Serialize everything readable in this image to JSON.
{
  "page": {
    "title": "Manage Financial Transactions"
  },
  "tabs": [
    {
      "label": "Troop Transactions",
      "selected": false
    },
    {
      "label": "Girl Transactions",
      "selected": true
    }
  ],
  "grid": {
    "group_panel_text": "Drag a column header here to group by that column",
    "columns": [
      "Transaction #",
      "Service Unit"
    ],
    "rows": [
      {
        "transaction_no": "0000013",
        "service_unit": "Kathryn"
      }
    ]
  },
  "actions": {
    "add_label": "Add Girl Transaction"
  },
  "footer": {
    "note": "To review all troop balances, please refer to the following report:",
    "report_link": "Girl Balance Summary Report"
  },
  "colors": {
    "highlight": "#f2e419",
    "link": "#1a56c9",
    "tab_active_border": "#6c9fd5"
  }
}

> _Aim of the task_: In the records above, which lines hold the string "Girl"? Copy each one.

> _Completed task_:
      "label": "Girl Transactions",
    "add_label": "Add Girl Transaction"
    "report_link": "Girl Balance Summary Report"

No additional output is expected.